Protecting small businesses during National Cybersecurity Awareness Month
Technology has transformed the way small companies do business, and while this has helped small businesses and entrepreneurs access more customers and new markets in new ways, it’s essential that we talk about the risks associated with moving business online. The rise of new technology can lead to severe security issues, and unfortunately many small businesses are unaware of measures they can take to help ensure the security of their and their customers’ information. That’s why we’re sharing tips and resources for small businesses during October’s National Cybersecurity Awareness Month.
We’ve partnered with the National Cybersecurity Society (NCSS) to help educate small businesses about the importance of cybersecurity and steps to take to help prevent cyber-attacks. This partnership provides our small businesses with access to expertise, tips on how to maintain a safe and secure business and access to discounted products and services. To get started, we encourage you to take the NCSS online survey to evaluate your business’ cybersecurity preparedness.
High-level security breaches are becoming a more regular part of the news cycle. These cyber-attacks can lead to personal data breaches like the Facebook data breach in March 2018 that compromised the personal information of 87 million people. Cyber-attacks can also involve financial data breaches like the April 2018 Lord and Taylor data breach when 5 million people had their credit card information stolen. If the cybersecurity of these powerful corporations is at risk, then small businesses with much fewer resources certainly have cause for concern.

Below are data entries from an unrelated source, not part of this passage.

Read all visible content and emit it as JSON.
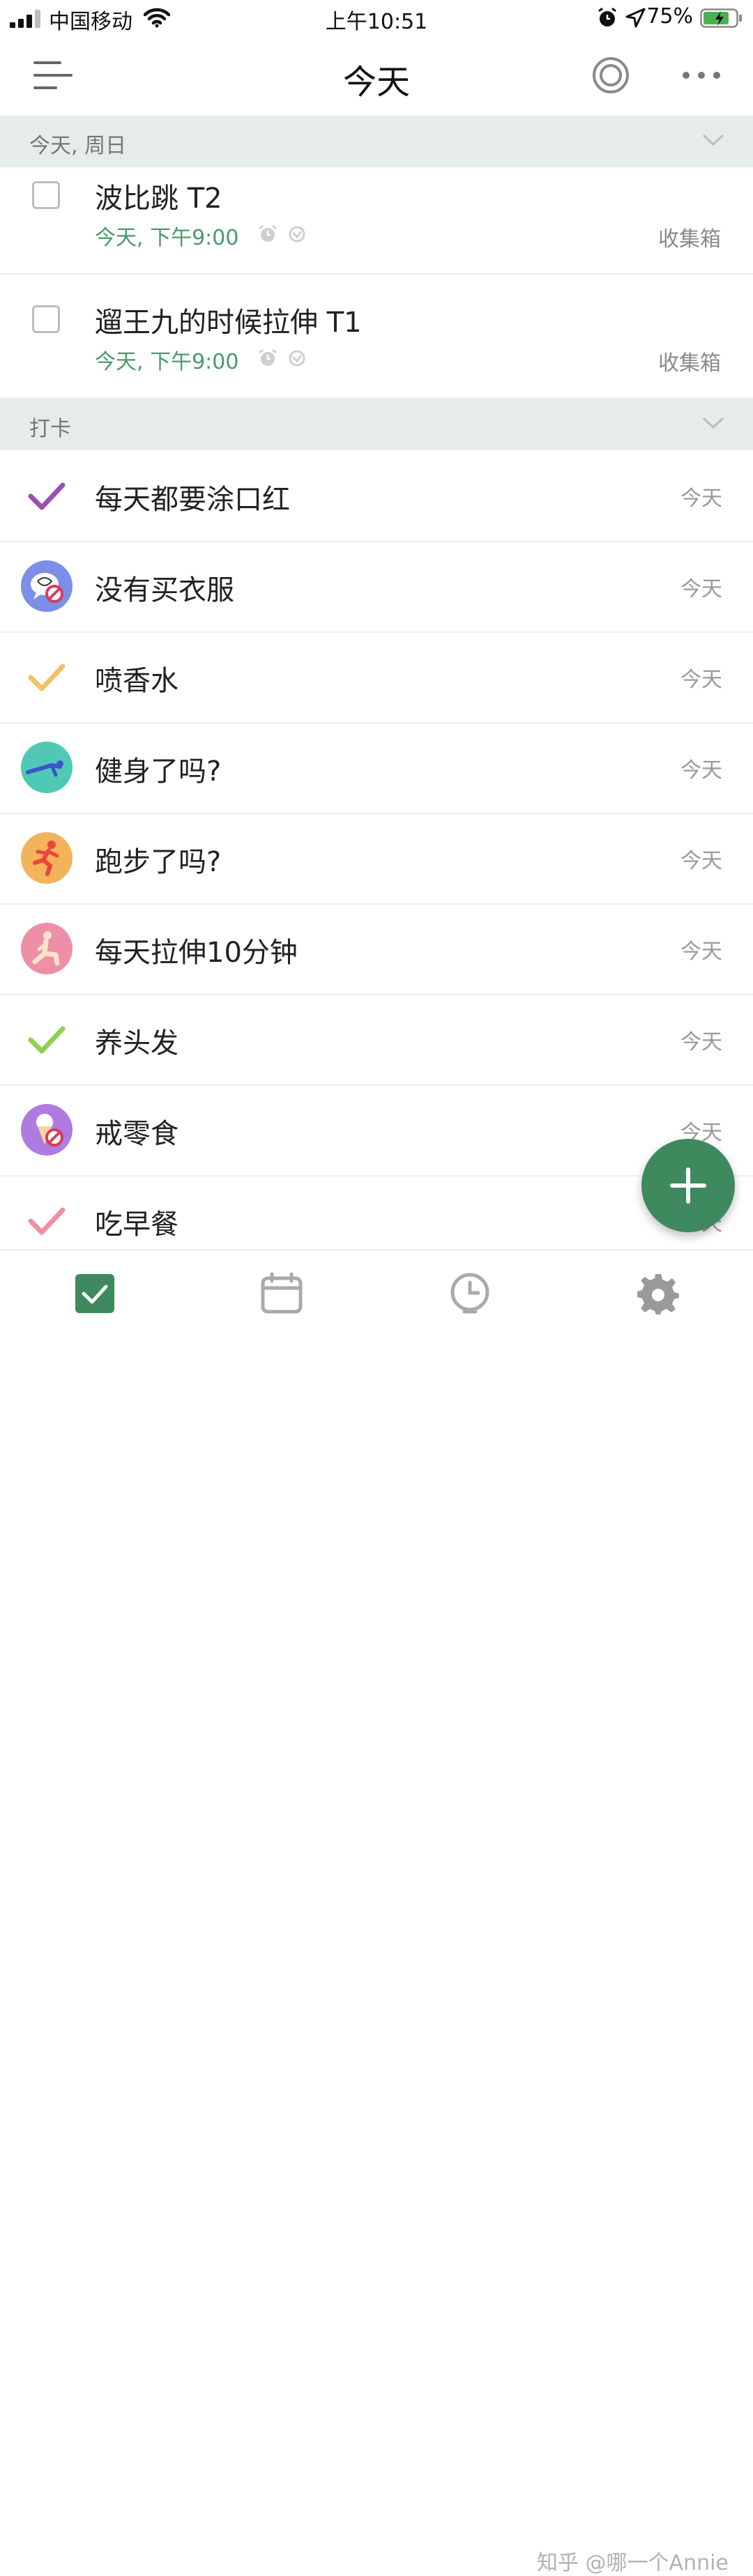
{
  "status_bar": {
    "carrier": "中国移动",
    "time": "上午10:51",
    "battery": "75%"
  },
  "header": {
    "title": "今天"
  },
  "sections": [
    {
      "label": "今天, 周日"
    },
    {
      "label": "打卡"
    }
  ],
  "tasks": [
    {
      "name": "波比跳 T2",
      "due": "今天, 下午9:00",
      "project": "收集箱"
    },
    {
      "name": "遛王九的时候拉伸 T1",
      "due": "今天, 下午9:00",
      "project": "收集箱"
    }
  ],
  "habits": [
    {
      "name": "每天都要涂口红",
      "date": "今天",
      "icon": "purple-check-icon"
    },
    {
      "name": "没有买衣服",
      "date": "今天",
      "icon": "no-shopping-icon"
    },
    {
      "name": "喷香水",
      "date": "今天",
      "icon": "yellow-check-icon"
    },
    {
      "name": "健身了吗?",
      "date": "今天",
      "icon": "workout-icon"
    },
    {
      "name": "跑步了吗?",
      "date": "今天",
      "icon": "running-icon"
    },
    {
      "name": "每天拉伸10分钟",
      "date": "今天",
      "icon": "stretch-icon"
    },
    {
      "name": "养头发",
      "date": "今天",
      "icon": "green-check-icon"
    },
    {
      "name": "戒零食",
      "date": "今天",
      "icon": "no-snack-icon"
    },
    {
      "name": "吃早餐",
      "date": "今天",
      "icon": "pink-check-icon"
    }
  ],
  "watermark": "知乎 @哪一个Annie",
  "colors": {
    "accent": "#3e8a5e",
    "section_bg": "#e6ece8",
    "due_text": "#4a9a6a"
  }
}
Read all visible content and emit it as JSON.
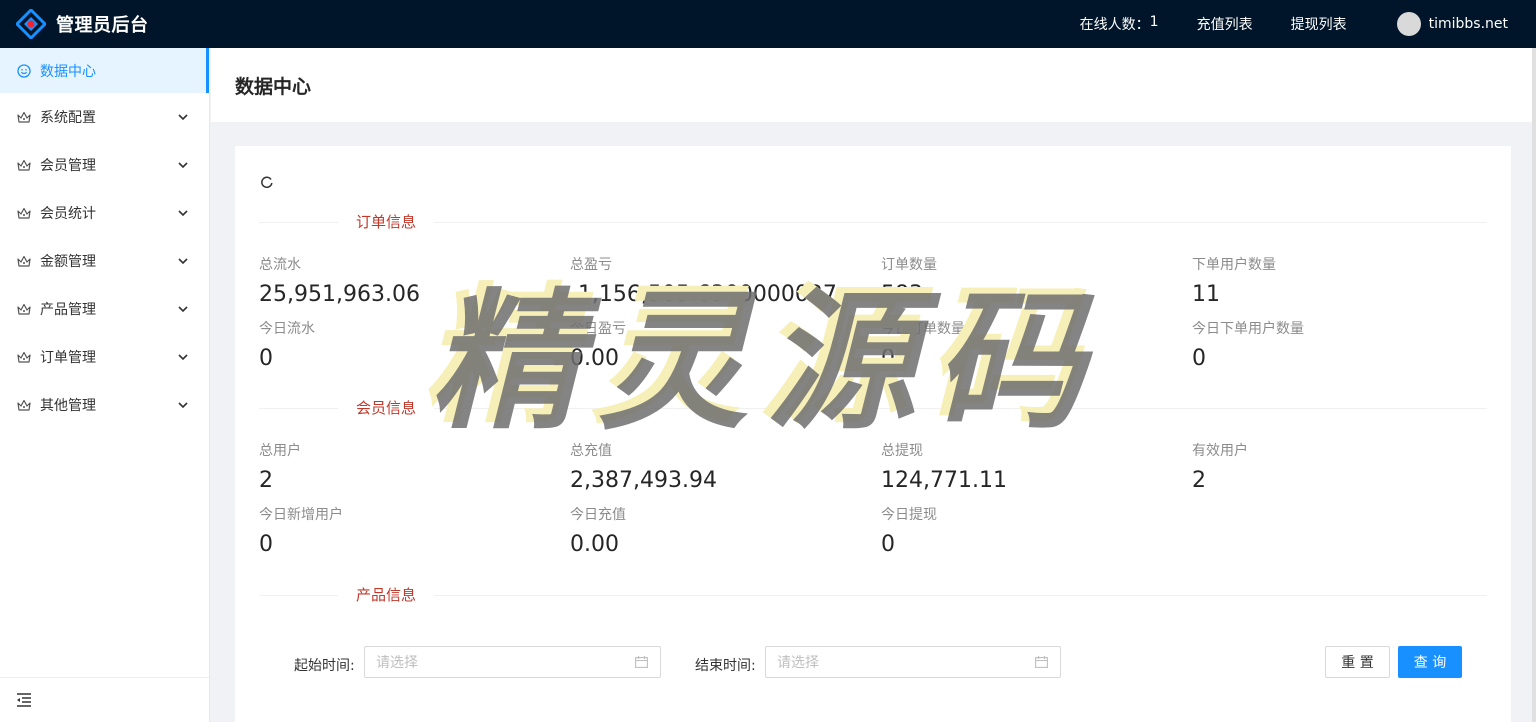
{
  "header": {
    "title": "管理员后台",
    "online_label": "在线人数：",
    "online_count": "1",
    "recharge_list": "充值列表",
    "withdraw_list": "提现列表",
    "username": "timibbs.net"
  },
  "sidebar": {
    "items": [
      {
        "label": "数据中心",
        "icon": "smile-icon"
      },
      {
        "label": "系统配置",
        "icon": "crown-icon"
      },
      {
        "label": "会员管理",
        "icon": "crown-icon"
      },
      {
        "label": "会员统计",
        "icon": "crown-icon"
      },
      {
        "label": "金额管理",
        "icon": "crown-icon"
      },
      {
        "label": "产品管理",
        "icon": "crown-icon"
      },
      {
        "label": "订单管理",
        "icon": "crown-icon"
      },
      {
        "label": "其他管理",
        "icon": "crown-icon"
      }
    ]
  },
  "page": {
    "title": "数据中心"
  },
  "sections": {
    "orders": {
      "title": "订单信息",
      "stats": [
        {
          "label": "总流水",
          "value": "25,951,963.06"
        },
        {
          "label": "总盈亏",
          "value": "-1,156,505.6300000027"
        },
        {
          "label": "订单数量",
          "value": "583"
        },
        {
          "label": "下单用户数量",
          "value": "11"
        },
        {
          "label": "今日流水",
          "value": "0"
        },
        {
          "label": "今日盈亏",
          "value": "0.00"
        },
        {
          "label": "今日订单数量",
          "value": "0"
        },
        {
          "label": "今日下单用户数量",
          "value": "0"
        }
      ]
    },
    "members": {
      "title": "会员信息",
      "stats": [
        {
          "label": "总用户",
          "value": "2"
        },
        {
          "label": "总充值",
          "value": "2,387,493.94"
        },
        {
          "label": "总提现",
          "value": "124,771.11"
        },
        {
          "label": "有效用户",
          "value": "2"
        },
        {
          "label": "今日新增用户",
          "value": "0"
        },
        {
          "label": "今日充值",
          "value": "0.00"
        },
        {
          "label": "今日提现",
          "value": "0"
        }
      ]
    },
    "products": {
      "title": "产品信息"
    }
  },
  "filter": {
    "start_label": "起始时间:",
    "start_placeholder": "请选择",
    "end_label": "结束时间:",
    "end_placeholder": "请选择",
    "reset": "重 置",
    "query": "查 询"
  },
  "watermark": "精灵源码",
  "colors": {
    "header_bg": "#001529",
    "primary": "#1890ff",
    "section_title": "#c0392b"
  }
}
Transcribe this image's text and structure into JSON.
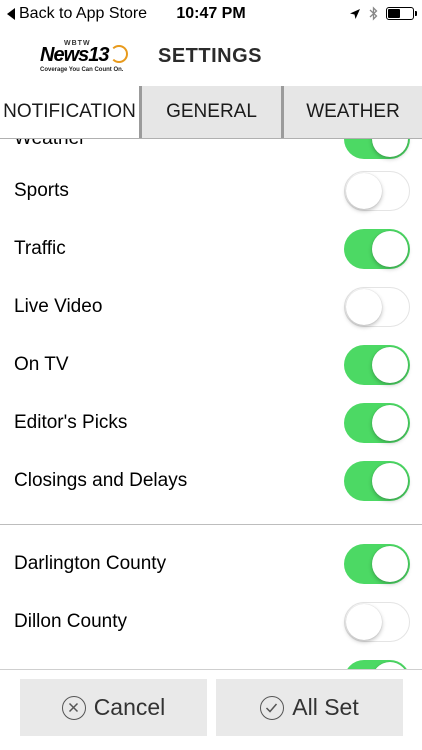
{
  "status_bar": {
    "back_label": "Back to App Store",
    "time": "10:47 PM"
  },
  "header": {
    "logo_small": "WBTW",
    "logo_name": "News",
    "logo_number": "13",
    "logo_tagline": "Coverage You Can Count On.",
    "title": "SETTINGS"
  },
  "tabs": [
    {
      "label": "NOTIFICATION",
      "active": true
    },
    {
      "label": "GENERAL",
      "active": false
    },
    {
      "label": "WEATHER",
      "active": false
    }
  ],
  "rows": [
    {
      "label": "Weather",
      "on": true
    },
    {
      "label": "Sports",
      "on": false
    },
    {
      "label": "Traffic",
      "on": true
    },
    {
      "label": "Live Video",
      "on": false
    },
    {
      "label": "On TV",
      "on": true
    },
    {
      "label": "Editor's Picks",
      "on": true
    },
    {
      "label": "Closings and Delays",
      "on": true
    },
    {
      "label": "Darlington County",
      "on": true
    },
    {
      "label": "Dillon County",
      "on": false
    },
    {
      "label": "",
      "on": true
    }
  ],
  "footer": {
    "cancel_label": "Cancel",
    "allset_label": "All Set"
  },
  "colors": {
    "toggle_on": "#4cd964",
    "logo_accent": "#e89a1c"
  }
}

Research shows too many small businesses are unprepared to combat this issue. Surprisingly, a 2017 poll by Manta found 87% of small business owners do not think they are vulnerable to cyberattacks. However, in 2017, 61% of the nation’s 30 million small businesses were victims of hacking, according to the 2017 State of Cybersecurity in Small & Medium-Sized Businesses (SMB).
Some small businesses put off implementing security measures, like installing antivirus software, because of a concern about the cost and hassle of frequent updates. Others may lack the knowledge or ability to adequately back up their data, and one in three small businesses have no safeguards in place at all, such as firewalls, antivirus software, spam filters or data-encryption tools. Additionally, many lack an IT department or formal Internet security policies for employees.
It’s clear that initiatives to inform small businesses about the growing threat of cyberattacks are needed now more than ever. That’s why we’re working with NCSS to engage and educate small business owners about this issue.
Our goals are to provide small business owners with assistance and resources that help them to assess their cybersecurity needs and take action to protect themselves and their businesses. Don’t wait another day to protect your business from cyber criminals! Visit www.nationalcybersecuritysociety.org to learn more.